Recorded data:
• • • • • • •

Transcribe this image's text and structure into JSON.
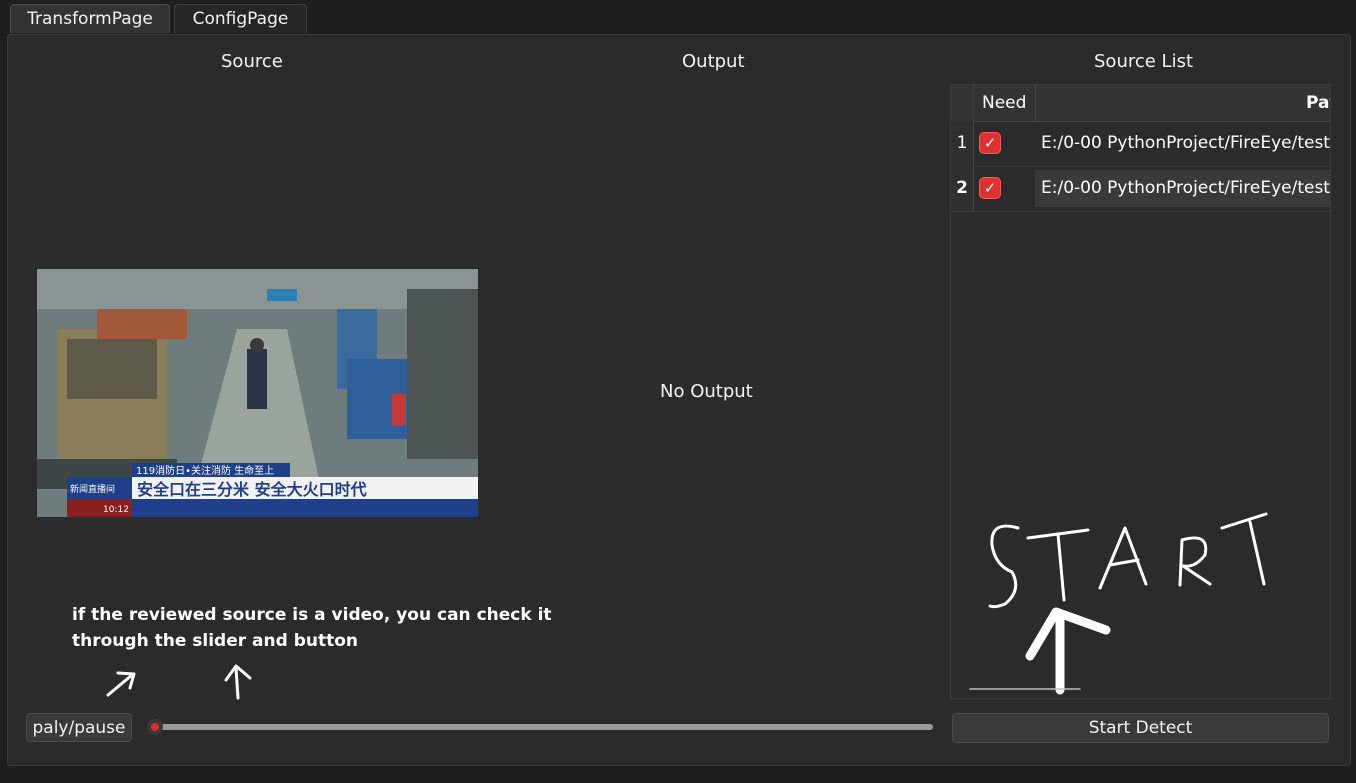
{
  "tabs": [
    {
      "label": "TransformPage",
      "active": true
    },
    {
      "label": "ConfigPage",
      "active": false
    }
  ],
  "headers": {
    "source": "Source",
    "output": "Output",
    "source_list": "Source List"
  },
  "output": {
    "empty_text": "No Output"
  },
  "preview": {
    "ticker_headline": "119消防日•关注消防 生命至上",
    "ticker_main": "安全口在三分米 安全大火口时代",
    "ticker_time": "10:12",
    "ticker_station": "新闻直播间"
  },
  "table": {
    "columns": {
      "need": "Need",
      "path": "Path"
    },
    "rows": [
      {
        "index": "1",
        "checked": true,
        "path": "E:/0-00 PythonProject/FireEye/test"
      },
      {
        "index": "2",
        "checked": true,
        "path": "E:/0-00 PythonProject/FireEye/test"
      }
    ]
  },
  "annotation": {
    "hint_line1": "if the reviewed source is a video, you can check it",
    "hint_line2": "through the slider and button",
    "start_text": "START"
  },
  "controls": {
    "play_pause_label": "paly/pause",
    "start_detect_label": "Start Detect",
    "slider_position": 0
  },
  "colors": {
    "accent": "#e03030",
    "panel": "#2b2b2b",
    "background": "#1e1e1e"
  }
}
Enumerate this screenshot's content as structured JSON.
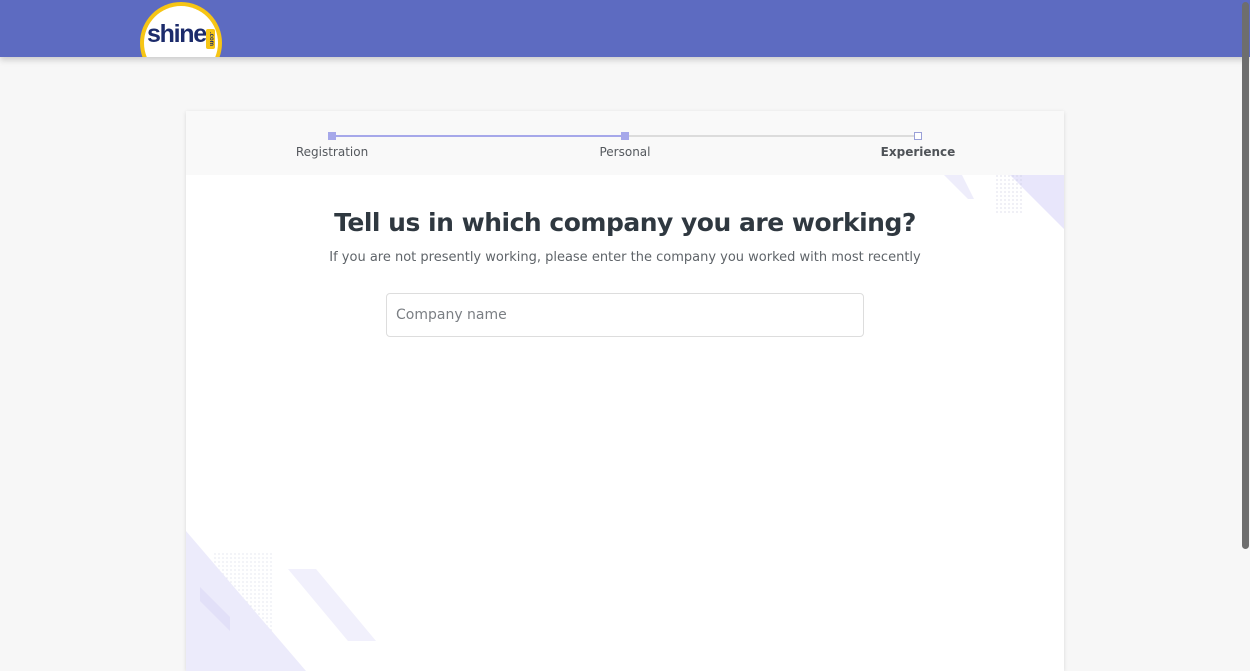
{
  "header": {
    "logo_text": "shine",
    "logo_suffix": ".com",
    "brand_color": "#5d6bc1",
    "logo_accent": "#f6c515"
  },
  "stepper": {
    "steps": [
      {
        "label": "Registration",
        "status": "done"
      },
      {
        "label": "Personal",
        "status": "done"
      },
      {
        "label": "Experience",
        "status": "current"
      }
    ],
    "done_color": "#a6a8ea"
  },
  "form": {
    "title": "Tell us in which company you are working?",
    "subtitle": "If you are not presently working, please enter the company you worked with most recently",
    "company_input": {
      "placeholder": "Company name",
      "value": ""
    }
  }
}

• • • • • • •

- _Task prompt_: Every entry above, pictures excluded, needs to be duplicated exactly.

- _Answer space_:
Transcribe this image's text and structure into JSON.
{
  "tabs": [
    {
      "label": "TransformPage",
      "active": true
    },
    {
      "label": "ConfigPage",
      "active": false
    }
  ],
  "headers": {
    "source": "Source",
    "output": "Output",
    "source_list": "Source List"
  },
  "output": {
    "empty_text": "No Output"
  },
  "preview": {
    "ticker_headline": "119消防日•关注消防 生命至上",
    "ticker_main": "安全口在三分米 安全大火口时代",
    "ticker_time": "10:12",
    "ticker_station": "新闻直播间"
  },
  "table": {
    "columns": {
      "need": "Need",
      "path": "Path"
    },
    "rows": [
      {
        "index": "1",
        "checked": true,
        "path": "E:/0-00 PythonProject/FireEye/test"
      },
      {
        "index": "2",
        "checked": true,
        "path": "E:/0-00 PythonProject/FireEye/test"
      }
    ]
  },
  "annotation": {
    "hint_line1": "if the reviewed source is a video, you can check it",
    "hint_line2": "through the slider and button",
    "start_text": "START"
  },
  "controls": {
    "play_pause_label": "paly/pause",
    "start_detect_label": "Start Detect",
    "slider_position": 0
  },
  "colors": {
    "accent": "#e03030",
    "panel": "#2b2b2b",
    "background": "#1e1e1e"
  }
}
Enumerate this screenshot's content as structured JSON.
{
  "header": {
    "logo_text": "shine",
    "logo_suffix": ".com",
    "brand_color": "#5d6bc1",
    "logo_accent": "#f6c515"
  },
  "stepper": {
    "steps": [
      {
        "label": "Registration",
        "status": "done"
      },
      {
        "label": "Personal",
        "status": "done"
      },
      {
        "label": "Experience",
        "status": "current"
      }
    ],
    "done_color": "#a6a8ea"
  },
  "form": {
    "title": "Tell us in which company you are working?",
    "subtitle": "If you are not presently working, please enter the company you worked with most recently",
    "company_input": {
      "placeholder": "Company name",
      "value": ""
    }
  }
}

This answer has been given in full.